- Severe allergic rhinitis impairs learning and performance in children, results in more frequent absenteeism in adults and reduced productivity
- Allergic rhinitis makes asthma more difficult to control
Here’s an overview of troublesome plants and locations, state by state: (Original information sourced from 2007/08 National Health Survey, Australia)
Read the full news story here > http://bit.ly/1pkOMiB
New South Wales
- Considered fairly low risk for hay fever
- 13,300 per 100,000 population affected by hay fever
- Season peaks October- November (but different pollens are released at different times, which means that people with multiple allergies could be suffering right through to March)
- Tree pollen starts to be released at the end of July
- Grass pollens from mid-September, then
- Weed pollens from September onwards.
- The population of Western Australia are some of the worst hit by hay fever
- 19,700 per 100,000 affected by hay fever
- The White Cypress tree flowers from July to August (a common problem)
- Northern hemisphere grasses are highly allergenic and affect the southern part of Western Australia from October – December
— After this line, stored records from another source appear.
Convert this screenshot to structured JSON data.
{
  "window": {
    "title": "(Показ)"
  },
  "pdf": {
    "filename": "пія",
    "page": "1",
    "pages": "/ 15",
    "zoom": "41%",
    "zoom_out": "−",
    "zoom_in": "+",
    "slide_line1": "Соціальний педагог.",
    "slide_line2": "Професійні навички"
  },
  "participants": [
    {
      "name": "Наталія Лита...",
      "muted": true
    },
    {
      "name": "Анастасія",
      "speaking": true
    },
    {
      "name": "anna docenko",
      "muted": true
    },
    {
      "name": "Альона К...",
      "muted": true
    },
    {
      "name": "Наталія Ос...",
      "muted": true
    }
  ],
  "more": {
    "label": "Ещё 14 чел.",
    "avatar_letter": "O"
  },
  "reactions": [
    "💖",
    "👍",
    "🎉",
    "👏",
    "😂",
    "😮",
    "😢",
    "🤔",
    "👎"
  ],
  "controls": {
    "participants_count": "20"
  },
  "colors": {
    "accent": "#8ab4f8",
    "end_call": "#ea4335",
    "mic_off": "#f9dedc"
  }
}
- Prevailing winds increase the concentration of pollen in the air
- Prevalence of hay fever is well above the national average at 17,200 per 100,000 population affected, compared to 15,100 per 100,000 population.
Australian Capital Territory
- Highest rates of hay fever in Australia.
- 21,000 per 100,000 of population
- High rates in Canberra due to a large amount of exotic plants
- Prevaling winds from the North bring pollen from the northerly grasslands
- Again, prevalence higher than the national average at 17,500 per 100,000
- The lowest levels of hay fever in the country!
- 11,300 per 100,000 population affected
- This is despite the fact that Queensland has some of the longest flowering plants in Australia
- 16,500 per 100,00 affected by hay fever
We would love to hear from anyone in the Southern Hemisphere who has any hay fever information, news or advice to share.
Australiasian Society of Clinical Immunology and Allergy http://www.allergy.org.au/patients/allergic-rhinitis-hay-fever-and-sinusitis/pollen-allergy
Interesting Aussie news article on hay fever/allergic rhinitis http://www.news.com.au/lifestyle/health/how-to-survive-the-hayfever-season-in-your-state/story-fneuzlbd-1226726823016